As poetic as it might be to see Rizzo take on a Cardinal or a fellow slugging 1B, I’d like to have Altuve make it a couple more rounds. While they only go head-to-head in a digital arena, the incongruous pairing of the lofty lefty with compact contact machine would be like watching Gulliver in Lilliput.
Should Rizzo move on from there, however, things are going to get even more difficult. That’s because the top half of his side of the bracket features Cy Young and two MVPs. Someone from among Clayton Kershaw, Buster Posey, and Mike Trout will emerge as the likely favorite to win it all. My money’s on Trout.

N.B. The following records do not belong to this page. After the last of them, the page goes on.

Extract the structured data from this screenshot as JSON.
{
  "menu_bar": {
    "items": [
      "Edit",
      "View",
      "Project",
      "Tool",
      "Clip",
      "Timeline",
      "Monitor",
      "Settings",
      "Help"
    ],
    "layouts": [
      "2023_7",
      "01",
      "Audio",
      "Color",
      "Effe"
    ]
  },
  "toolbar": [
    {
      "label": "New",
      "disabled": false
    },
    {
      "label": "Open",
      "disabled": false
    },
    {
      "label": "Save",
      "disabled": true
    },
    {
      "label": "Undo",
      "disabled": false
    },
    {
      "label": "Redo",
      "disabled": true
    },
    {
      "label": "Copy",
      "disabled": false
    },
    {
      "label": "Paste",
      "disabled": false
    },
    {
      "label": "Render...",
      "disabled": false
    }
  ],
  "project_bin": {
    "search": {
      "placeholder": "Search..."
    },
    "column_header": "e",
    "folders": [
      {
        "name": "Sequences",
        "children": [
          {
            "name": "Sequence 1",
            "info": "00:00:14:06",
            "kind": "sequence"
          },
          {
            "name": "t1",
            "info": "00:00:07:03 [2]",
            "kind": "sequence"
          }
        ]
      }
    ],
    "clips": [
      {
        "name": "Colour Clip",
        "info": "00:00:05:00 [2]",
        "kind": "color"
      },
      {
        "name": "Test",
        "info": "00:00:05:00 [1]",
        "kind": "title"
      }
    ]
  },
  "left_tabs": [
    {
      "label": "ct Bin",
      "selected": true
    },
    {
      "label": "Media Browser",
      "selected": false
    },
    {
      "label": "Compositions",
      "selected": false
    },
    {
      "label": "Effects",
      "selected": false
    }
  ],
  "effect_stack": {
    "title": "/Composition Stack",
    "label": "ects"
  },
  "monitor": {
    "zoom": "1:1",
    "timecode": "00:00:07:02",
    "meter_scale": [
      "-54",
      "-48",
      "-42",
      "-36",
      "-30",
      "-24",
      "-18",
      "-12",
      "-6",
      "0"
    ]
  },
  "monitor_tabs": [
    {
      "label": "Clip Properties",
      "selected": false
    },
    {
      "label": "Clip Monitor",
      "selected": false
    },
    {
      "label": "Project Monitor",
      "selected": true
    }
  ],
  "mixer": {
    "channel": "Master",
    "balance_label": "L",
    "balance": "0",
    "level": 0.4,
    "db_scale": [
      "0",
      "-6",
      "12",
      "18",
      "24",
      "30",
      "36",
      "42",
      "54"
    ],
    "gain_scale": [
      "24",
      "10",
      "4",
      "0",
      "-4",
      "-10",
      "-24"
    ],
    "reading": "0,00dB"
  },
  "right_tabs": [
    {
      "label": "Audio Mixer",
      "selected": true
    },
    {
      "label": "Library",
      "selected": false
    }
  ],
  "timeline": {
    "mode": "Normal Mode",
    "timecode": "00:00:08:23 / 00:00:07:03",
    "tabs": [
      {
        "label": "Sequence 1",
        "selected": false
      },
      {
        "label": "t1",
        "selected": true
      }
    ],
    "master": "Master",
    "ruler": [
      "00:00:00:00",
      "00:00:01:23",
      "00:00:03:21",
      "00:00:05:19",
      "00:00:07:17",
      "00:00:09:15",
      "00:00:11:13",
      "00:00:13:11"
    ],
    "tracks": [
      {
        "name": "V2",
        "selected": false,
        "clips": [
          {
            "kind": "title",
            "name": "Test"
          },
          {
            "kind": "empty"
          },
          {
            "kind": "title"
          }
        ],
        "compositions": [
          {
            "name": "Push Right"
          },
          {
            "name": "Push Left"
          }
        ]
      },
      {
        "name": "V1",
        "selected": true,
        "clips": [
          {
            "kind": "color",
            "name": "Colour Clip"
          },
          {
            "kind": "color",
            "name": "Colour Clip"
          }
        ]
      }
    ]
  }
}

To find out who will be moving on between Rizzo/King Felix and other matchups, check out Hot Stove on MLB Network at 9am EST. Oh, and if you’d like to vote in this or future matchups, you can do so on Twitter by using #AnthonyRizzo and #FaceOfMLB (not #FaceOfTheMLB; you might call it the Twitters, but I don’t think anyone calls it the Major League Baseball).
And just think, by next year the Cubs might have to hold their own internal bracket to determine who gets to represent them to the world. They’ve gone from a team without a face to a veritable hydra of know commodities; let’s just hope Hercules isn’t hiding out in St. Louis.
After holding a healthy lead into Tuesday evening, Rizzo was defeated by 8 percentage points, 54-46. So much for my shiny-object theory. I wish I could say that I’m mad, but I’m really just disappointed. I mean, if any city in America knows how to fix a vote, it should be Chicago.
Has the Windy City gone legit? Maybe everyone in Seattle simply voted for their guy as many times as Beast Mode repeated that he was only at Media Day to avoid a fine. Either way, no Skittles for Anthony Rizzo. So much for that dream matchup with Altuve.